First of all, I apologize for not posting sooner. Life kind of got away from me. I have been down with a cold turned bronchitis and spending time with Violet. Also, this has been a very difficult and emotional piece to write.
Last Saturday we took Violet to the vet. She had a lump in her throat that seemed to be growing, was not eating and had other symptoms that concerned us.
We were quite worried on the half hour drive to the vet. Violet is 13 years old and has several health conditions. We know she won’t live forever, but we also want to make sure she isn’t suffering.
The appointment showed that all of her lymph nodes are swollen and sore. The vet alluded to the fact this is not good and may very well be cancer. He took some samples and on Monday called to say that it is indeed stage-3 lymphoma. He discussed what can be done and that we wouldn’t know how long she has without further testing.

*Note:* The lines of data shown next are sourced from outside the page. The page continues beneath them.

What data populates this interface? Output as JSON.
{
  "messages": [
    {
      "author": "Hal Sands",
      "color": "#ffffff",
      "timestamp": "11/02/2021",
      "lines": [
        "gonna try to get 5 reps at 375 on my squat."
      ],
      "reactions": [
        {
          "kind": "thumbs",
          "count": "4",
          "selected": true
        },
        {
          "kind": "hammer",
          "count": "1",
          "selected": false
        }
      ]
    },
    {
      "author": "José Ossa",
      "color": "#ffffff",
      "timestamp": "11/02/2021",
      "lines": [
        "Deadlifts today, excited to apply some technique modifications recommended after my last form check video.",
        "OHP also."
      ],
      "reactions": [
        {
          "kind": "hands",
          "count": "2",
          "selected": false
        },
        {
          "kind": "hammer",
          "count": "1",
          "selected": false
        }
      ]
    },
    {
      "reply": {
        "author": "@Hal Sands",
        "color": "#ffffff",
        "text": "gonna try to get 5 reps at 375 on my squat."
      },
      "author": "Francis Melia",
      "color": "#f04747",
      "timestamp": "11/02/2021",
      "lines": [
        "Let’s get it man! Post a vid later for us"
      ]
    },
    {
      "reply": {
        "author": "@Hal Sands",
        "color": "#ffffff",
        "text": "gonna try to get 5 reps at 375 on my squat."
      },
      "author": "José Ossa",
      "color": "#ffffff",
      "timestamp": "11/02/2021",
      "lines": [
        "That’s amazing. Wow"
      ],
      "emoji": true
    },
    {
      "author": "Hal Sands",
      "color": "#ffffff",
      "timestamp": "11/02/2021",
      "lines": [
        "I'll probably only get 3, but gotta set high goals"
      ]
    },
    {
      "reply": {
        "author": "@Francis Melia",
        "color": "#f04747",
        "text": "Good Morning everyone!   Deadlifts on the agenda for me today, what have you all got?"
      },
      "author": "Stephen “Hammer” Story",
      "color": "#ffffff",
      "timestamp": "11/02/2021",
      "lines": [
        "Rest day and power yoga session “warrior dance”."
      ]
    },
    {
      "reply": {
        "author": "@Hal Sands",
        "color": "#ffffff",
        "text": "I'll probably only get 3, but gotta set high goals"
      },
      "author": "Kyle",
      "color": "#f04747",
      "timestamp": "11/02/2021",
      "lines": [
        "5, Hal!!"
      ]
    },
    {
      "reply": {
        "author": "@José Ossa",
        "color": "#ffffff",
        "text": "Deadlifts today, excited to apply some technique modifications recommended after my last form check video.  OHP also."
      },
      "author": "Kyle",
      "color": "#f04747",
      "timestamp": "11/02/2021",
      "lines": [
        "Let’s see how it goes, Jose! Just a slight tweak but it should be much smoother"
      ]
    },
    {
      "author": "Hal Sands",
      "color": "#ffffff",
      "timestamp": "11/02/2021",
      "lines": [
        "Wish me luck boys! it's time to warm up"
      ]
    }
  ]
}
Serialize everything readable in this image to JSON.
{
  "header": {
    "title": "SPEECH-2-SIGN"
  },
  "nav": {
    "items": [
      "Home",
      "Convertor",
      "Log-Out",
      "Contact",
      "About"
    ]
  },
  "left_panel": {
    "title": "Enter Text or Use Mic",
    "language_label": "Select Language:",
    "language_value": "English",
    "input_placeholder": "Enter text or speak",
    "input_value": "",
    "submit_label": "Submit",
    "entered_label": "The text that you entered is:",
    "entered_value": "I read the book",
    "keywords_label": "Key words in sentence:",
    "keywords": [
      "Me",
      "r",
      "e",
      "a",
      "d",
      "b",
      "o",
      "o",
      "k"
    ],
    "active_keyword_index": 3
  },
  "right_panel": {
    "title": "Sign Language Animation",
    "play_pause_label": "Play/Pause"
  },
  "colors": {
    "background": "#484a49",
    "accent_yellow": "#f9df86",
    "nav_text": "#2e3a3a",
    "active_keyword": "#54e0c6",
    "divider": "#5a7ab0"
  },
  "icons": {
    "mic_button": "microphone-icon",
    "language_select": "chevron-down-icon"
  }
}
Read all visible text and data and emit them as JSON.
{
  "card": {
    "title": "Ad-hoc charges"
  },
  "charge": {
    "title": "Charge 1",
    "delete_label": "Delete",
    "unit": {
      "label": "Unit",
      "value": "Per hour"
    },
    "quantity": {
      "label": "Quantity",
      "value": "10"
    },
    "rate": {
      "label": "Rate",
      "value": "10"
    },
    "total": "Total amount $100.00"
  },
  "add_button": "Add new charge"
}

Hubby and I discussed the options, including giving her prednisone which might slow things down a little. I have taken prednisone for asthma and hated the way it made me feel. Also, it would mean taking her off one of her more effective pain medications. We came to the conclusion that she has had a long and wonderful life and just wants to be in the dog park. It is much better to give her quality of life over quantity.
So, what has this taught me?
- I am keeping my emotions in check for Violet. Dogs are very intuitive and she especially reads me like a book. This has helped my usually emotional self, keep calm and positive.
- I am quicker to acknowledge that she wants to go out, even if it isn’t to do her business but to just be out. This alludes to putting someone else’s needs first before mine and makes me feel better, as well as her of course.
- It has also made me take more time on our walks – letting her sniff more, go slower and stop to talk to someone we know. This morning I realized how much happier it makes her and I feel good as well, not pulling her to “get it done”.
- Through my years of depression, bipolar and being bullied, I found it hard to become emotionally attached to anyone or anything. It was mostly a wall of protection from getting hurt. In the last decade or so, I have found it easier to break down those barriers. Violet just slammed through them from the minute she was put in my arms at 8 weeks old (even faster than my dear sweet Hubby).
- When people or animals in my life died, I found it hard to grieve, at least outwardly. And when I have known that they will die, it was like I separated myself from them right then. I almost did that with Violet but when I gazed into those beautiful eyes I melted. Like in point No. 1, I am staying positive for her.
- Vi knows something is wrong but it doesn’t seem to phase her. She sleeps more and eats less but mostly she takes things in stride. She knows we will look after her and there is no reason for her to be upset or even act sick. This is big. When you have one or more chronic illnesses it can be very hard to look past that. But, when we just stop and smell the fresh air and not worry about what is ahead, we are a lot happier!
- I think the biggest lesson Violet has taught me is that it is okay to love someone and it is ok to lose them and to feel that loss. Meghan Trainor’s song (“Like I’m Going To Lose You” with John Legend) and video really capture that feeling. The video features all types of love (including someone with a dog) and depicts the ups and downs of life and love through falling rain.
So, for the next “however long” I am going to love my Violet with my heart and my soul. She has made my chronic life so much easier to bear and I am going to do whatever I can to make the rest of her life, however long or short that is, the best it can be.
And I am going to love myself – the real self, not the sick self – with the same passion as that beloved mutt has for me. I think we can learn so much about ourselves through our animals.
PS She just started to whine, telling me it is time for our 4 pm park trip (it is 3:49). So I had better get going!